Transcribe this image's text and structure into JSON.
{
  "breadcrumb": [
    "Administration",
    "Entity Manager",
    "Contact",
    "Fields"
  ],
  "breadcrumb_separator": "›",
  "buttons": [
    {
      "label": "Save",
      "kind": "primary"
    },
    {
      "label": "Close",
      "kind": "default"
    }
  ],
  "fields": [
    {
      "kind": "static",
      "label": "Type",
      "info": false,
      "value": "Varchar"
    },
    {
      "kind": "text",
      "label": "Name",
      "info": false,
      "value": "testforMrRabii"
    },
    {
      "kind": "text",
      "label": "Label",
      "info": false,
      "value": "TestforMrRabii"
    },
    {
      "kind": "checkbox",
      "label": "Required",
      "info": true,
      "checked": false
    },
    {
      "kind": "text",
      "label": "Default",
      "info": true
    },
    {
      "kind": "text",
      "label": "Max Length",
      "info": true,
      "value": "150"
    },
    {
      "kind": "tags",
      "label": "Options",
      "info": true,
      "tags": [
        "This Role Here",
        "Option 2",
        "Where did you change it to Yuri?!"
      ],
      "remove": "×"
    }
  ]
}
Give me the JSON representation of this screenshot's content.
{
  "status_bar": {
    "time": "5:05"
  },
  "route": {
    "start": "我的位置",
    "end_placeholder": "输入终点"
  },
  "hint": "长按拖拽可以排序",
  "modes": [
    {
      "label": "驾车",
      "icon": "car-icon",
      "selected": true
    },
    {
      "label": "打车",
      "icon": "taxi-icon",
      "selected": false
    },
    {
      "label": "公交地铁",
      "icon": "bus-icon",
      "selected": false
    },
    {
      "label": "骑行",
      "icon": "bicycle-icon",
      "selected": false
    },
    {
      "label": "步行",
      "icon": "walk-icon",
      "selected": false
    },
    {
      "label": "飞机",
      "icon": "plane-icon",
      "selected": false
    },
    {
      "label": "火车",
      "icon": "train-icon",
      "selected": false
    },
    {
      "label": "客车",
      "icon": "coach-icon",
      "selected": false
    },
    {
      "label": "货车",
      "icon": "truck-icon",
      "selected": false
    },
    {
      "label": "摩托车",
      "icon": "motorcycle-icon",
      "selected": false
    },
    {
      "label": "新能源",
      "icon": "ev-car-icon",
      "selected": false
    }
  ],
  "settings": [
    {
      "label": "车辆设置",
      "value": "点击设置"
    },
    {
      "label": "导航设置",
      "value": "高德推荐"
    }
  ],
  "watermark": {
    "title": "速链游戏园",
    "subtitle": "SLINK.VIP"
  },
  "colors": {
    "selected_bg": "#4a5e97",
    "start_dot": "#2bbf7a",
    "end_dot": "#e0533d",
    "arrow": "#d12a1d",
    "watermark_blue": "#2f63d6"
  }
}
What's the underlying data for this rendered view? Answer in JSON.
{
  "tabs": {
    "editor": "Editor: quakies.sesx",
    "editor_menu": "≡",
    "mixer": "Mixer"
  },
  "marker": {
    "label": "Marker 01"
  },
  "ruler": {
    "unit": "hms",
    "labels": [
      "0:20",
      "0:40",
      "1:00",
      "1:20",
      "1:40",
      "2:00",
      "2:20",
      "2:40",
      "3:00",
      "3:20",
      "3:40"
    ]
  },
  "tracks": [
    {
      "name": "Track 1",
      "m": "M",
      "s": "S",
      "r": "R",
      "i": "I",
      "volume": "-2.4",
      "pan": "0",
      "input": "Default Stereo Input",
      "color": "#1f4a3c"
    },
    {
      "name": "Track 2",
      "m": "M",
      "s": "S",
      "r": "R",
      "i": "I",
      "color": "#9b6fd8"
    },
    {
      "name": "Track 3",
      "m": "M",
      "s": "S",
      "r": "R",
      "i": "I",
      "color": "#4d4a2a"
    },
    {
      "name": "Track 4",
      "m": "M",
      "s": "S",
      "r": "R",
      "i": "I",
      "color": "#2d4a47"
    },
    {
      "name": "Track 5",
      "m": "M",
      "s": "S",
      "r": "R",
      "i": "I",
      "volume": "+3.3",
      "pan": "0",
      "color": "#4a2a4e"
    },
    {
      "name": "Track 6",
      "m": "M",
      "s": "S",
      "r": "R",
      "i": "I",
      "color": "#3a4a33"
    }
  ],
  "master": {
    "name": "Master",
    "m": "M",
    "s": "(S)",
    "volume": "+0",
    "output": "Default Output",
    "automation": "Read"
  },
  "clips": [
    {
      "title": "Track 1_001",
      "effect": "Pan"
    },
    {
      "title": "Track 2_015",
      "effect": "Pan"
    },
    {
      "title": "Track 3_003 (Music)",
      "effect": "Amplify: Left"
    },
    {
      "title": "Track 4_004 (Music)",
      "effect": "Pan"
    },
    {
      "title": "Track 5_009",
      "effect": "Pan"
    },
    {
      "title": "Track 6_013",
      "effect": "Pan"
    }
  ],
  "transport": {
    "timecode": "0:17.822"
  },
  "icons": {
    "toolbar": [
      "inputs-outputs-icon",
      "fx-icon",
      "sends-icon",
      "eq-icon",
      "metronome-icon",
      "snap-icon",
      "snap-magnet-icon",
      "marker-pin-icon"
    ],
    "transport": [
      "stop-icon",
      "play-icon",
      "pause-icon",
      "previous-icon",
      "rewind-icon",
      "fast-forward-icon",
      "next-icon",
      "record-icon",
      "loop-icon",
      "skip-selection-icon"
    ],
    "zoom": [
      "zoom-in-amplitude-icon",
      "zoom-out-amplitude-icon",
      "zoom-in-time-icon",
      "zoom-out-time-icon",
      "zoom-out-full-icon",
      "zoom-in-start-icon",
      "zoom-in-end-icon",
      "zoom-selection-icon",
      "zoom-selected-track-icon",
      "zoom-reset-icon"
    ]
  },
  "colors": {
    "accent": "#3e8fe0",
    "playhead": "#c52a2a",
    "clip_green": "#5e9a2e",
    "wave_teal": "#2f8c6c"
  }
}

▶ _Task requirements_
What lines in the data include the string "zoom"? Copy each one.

▶ _Answer section_
    "zoom": [
      "zoom-in-amplitude-icon",
      "zoom-out-amplitude-icon",
      "zoom-in-time-icon",
      "zoom-out-time-icon",
      "zoom-out-full-icon",
      "zoom-in-start-icon",
      "zoom-in-end-icon",
      "zoom-selection-icon",
      "zoom-selected-track-icon",
      "zoom-reset-icon"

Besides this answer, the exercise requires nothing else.